Would you enjoy standing out in the sun on a hot Pennsylvania July day, spending hours and hours by a forge hammering red hot iron? No? We’re lucky, though, that Tim Bradford enjoys just that – and puts his blacksmithing skills on display at the People’s Choice Festival.

Those skills are pretty rare in today’s world, but Tim, who lives in Pleasant Gap, followed in the steps of his father-in-law and keeps the ancient skills alive. And Tim likes to demonstrate his art, “so that people can see how the old-time blacksmiths did their work.” And, he says, it gives people the opportunity to ask questions. “And they have the chance to special order something and watch while it’s being made.”

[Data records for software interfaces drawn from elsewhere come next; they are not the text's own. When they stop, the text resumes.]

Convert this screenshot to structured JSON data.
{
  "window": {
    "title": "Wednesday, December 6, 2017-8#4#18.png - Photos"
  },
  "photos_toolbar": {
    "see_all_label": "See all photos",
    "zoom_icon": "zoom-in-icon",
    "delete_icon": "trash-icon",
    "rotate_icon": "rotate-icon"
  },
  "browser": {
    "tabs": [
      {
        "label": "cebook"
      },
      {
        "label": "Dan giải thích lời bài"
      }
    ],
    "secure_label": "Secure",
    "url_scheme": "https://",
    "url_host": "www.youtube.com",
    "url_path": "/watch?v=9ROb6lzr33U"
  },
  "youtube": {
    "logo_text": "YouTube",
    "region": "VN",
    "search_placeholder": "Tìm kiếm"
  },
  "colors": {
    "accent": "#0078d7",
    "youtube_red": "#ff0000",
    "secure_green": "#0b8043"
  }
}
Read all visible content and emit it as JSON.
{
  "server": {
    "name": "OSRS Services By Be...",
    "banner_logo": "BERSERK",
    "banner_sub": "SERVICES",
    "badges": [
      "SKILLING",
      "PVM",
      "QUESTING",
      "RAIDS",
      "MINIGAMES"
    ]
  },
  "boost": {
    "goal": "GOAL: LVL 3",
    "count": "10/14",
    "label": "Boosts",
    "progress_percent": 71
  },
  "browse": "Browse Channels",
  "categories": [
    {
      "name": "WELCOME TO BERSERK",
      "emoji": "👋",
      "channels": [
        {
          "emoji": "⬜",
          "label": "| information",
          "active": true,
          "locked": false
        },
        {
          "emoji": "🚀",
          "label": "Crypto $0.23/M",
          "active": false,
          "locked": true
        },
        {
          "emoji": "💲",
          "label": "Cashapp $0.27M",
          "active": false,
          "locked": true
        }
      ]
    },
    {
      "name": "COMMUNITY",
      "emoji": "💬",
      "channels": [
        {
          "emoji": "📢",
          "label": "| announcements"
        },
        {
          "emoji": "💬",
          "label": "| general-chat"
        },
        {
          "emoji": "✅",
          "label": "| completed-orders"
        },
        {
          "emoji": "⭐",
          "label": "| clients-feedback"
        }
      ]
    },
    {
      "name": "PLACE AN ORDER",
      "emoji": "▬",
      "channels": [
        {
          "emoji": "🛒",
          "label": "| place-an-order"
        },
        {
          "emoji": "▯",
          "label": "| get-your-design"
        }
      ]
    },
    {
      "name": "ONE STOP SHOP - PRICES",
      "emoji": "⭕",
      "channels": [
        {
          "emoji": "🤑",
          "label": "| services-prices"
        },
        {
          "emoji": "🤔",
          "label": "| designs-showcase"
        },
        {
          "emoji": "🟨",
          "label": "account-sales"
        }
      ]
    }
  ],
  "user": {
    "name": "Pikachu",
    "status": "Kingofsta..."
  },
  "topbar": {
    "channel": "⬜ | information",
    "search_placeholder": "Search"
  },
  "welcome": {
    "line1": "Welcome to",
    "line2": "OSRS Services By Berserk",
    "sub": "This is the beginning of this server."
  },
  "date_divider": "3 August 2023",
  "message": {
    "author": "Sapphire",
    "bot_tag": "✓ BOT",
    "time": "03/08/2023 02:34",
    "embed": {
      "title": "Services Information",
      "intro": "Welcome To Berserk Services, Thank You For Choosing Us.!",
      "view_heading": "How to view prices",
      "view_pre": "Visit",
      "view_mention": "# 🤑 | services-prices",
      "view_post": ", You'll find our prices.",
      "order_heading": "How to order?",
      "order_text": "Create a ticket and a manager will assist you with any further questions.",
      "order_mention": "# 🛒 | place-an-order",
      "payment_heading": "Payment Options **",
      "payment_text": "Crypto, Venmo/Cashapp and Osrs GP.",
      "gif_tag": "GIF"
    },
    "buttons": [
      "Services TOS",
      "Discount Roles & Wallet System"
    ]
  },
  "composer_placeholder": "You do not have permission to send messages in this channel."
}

And what kind of products does Tim create? He says, “My low-end products include J-hooks, leaf hooks, S-hooks, bottle openers and key rings. The key rings vary, but one style is a piece of metal tied in a knot.” But there’s a lot more coming from Tim’s forge. “I make household items for inside the home such as candle holders, chandeliers, fireplace sets, coat racks, basket hangers, and table-top sculptures, some of which perched on rocks.”

Tim’s inventory also includes items for outside the home. “Boot scrapers, plant hangers, dinner bells, flag holders and poles, and hose holders.” Of course, they are all made by hand. With fire. And red-hot metal.

Blacksmithing is, today, almost a lost art. But it’s not entirely lost. There are enough blacksmiths in Pennsylvania that they have an organization: the Pennsylvania Artist-Blacksmiths’ Association, which boasts a membership of 175. And the organization has a tool that old-time blacksmiths did not have: A website. For those who may be interested in exploring blacksmithing, it’s pabasite.org. And by all means, come see Tim Bradford at this year’s People’s Choice Festival. He’s in Booth 1.